• Your task: From top to bottom, print the listing word for word and skip any pictures it contains.

• Records supplied:
# # # # #
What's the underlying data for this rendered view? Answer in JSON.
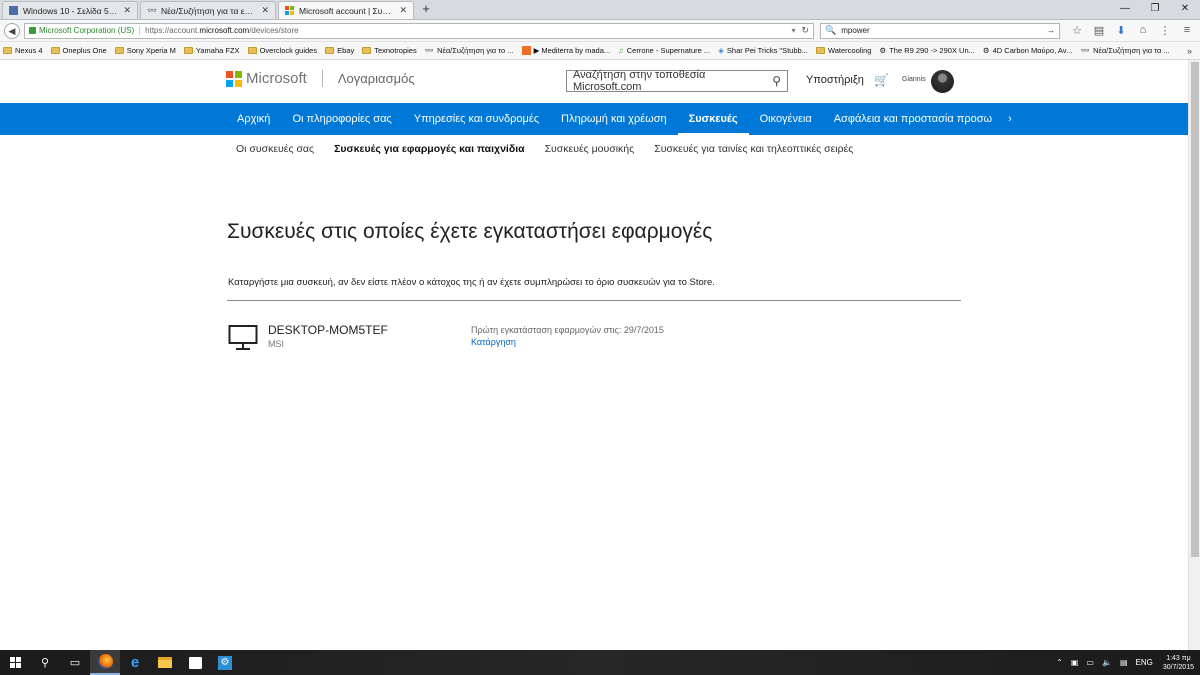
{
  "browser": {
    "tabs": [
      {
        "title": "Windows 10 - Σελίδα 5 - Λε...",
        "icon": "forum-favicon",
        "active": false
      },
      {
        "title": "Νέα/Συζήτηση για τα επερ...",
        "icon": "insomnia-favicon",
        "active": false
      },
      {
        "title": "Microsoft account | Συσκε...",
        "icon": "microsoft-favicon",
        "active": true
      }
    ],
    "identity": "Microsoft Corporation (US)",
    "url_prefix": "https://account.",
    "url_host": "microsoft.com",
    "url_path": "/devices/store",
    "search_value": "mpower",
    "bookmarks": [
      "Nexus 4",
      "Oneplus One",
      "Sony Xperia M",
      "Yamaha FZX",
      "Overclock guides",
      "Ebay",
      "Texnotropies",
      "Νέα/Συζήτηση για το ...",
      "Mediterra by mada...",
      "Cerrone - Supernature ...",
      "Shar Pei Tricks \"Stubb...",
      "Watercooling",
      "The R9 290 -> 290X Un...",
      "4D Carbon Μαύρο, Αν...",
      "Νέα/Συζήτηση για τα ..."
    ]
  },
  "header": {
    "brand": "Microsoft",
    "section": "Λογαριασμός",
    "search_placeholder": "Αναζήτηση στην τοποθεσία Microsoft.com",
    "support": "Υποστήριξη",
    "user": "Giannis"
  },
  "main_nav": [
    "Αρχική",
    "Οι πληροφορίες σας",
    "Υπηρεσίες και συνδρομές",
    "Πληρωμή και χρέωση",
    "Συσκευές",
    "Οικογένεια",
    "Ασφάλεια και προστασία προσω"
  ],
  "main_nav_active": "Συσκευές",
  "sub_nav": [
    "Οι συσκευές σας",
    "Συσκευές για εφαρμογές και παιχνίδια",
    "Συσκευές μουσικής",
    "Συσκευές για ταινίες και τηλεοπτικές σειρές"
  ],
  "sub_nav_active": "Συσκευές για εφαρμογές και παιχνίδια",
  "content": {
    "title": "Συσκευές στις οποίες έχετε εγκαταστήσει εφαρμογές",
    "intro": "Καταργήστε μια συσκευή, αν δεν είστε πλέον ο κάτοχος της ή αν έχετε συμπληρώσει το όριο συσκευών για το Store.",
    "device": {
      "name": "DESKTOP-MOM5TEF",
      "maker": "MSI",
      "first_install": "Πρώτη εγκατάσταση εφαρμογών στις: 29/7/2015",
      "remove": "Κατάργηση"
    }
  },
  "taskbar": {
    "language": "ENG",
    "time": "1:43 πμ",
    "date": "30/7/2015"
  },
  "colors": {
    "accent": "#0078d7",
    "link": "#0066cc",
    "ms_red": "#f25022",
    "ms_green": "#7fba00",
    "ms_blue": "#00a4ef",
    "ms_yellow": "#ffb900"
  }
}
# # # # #
• Task output:
What's the underlying data for this rendered view? Answer in JSON.
{
  "browser": {
    "tabs": [
      {
        "title": "Windows 10 - Σελίδα 5 - Λε...",
        "icon": "forum-favicon",
        "active": false
      },
      {
        "title": "Νέα/Συζήτηση για τα επερ...",
        "icon": "insomnia-favicon",
        "active": false
      },
      {
        "title": "Microsoft account | Συσκε...",
        "icon": "microsoft-favicon",
        "active": true
      }
    ],
    "identity": "Microsoft Corporation (US)",
    "url_prefix": "https://account.",
    "url_host": "microsoft.com",
    "url_path": "/devices/store",
    "search_value": "mpower",
    "bookmarks": [
      "Nexus 4",
      "Oneplus One",
      "Sony Xperia M",
      "Yamaha FZX",
      "Overclock guides",
      "Ebay",
      "Texnotropies",
      "Νέα/Συζήτηση για το ...",
      "Mediterra by mada...",
      "Cerrone - Supernature ...",
      "Shar Pei Tricks \"Stubb...",
      "Watercooling",
      "The R9 290 -> 290X Un...",
      "4D Carbon Μαύρο, Αν...",
      "Νέα/Συζήτηση για τα ..."
    ]
  },
  "header": {
    "brand": "Microsoft",
    "section": "Λογαριασμός",
    "search_placeholder": "Αναζήτηση στην τοποθεσία Microsoft.com",
    "support": "Υποστήριξη",
    "user": "Giannis"
  },
  "main_nav": [
    "Αρχική",
    "Οι πληροφορίες σας",
    "Υπηρεσίες και συνδρομές",
    "Πληρωμή και χρέωση",
    "Συσκευές",
    "Οικογένεια",
    "Ασφάλεια και προστασία προσω"
  ],
  "main_nav_active": "Συσκευές",
  "sub_nav": [
    "Οι συσκευές σας",
    "Συσκευές για εφαρμογές και παιχνίδια",
    "Συσκευές μουσικής",
    "Συσκευές για ταινίες και τηλεοπτικές σειρές"
  ],
  "sub_nav_active": "Συσκευές για εφαρμογές και παιχνίδια",
  "content": {
    "title": "Συσκευές στις οποίες έχετε εγκαταστήσει εφαρμογές",
    "intro": "Καταργήστε μια συσκευή, αν δεν είστε πλέον ο κάτοχος της ή αν έχετε συμπληρώσει το όριο συσκευών για το Store.",
    "device": {
      "name": "DESKTOP-MOM5TEF",
      "maker": "MSI",
      "first_install": "Πρώτη εγκατάσταση εφαρμογών στις: 29/7/2015",
      "remove": "Κατάργηση"
    }
  },
  "taskbar": {
    "language": "ENG",
    "time": "1:43 πμ",
    "date": "30/7/2015"
  },
  "colors": {
    "accent": "#0078d7",
    "link": "#0066cc",
    "ms_red": "#f25022",
    "ms_green": "#7fba00",
    "ms_blue": "#00a4ef",
    "ms_yellow": "#ffb900"
  }
}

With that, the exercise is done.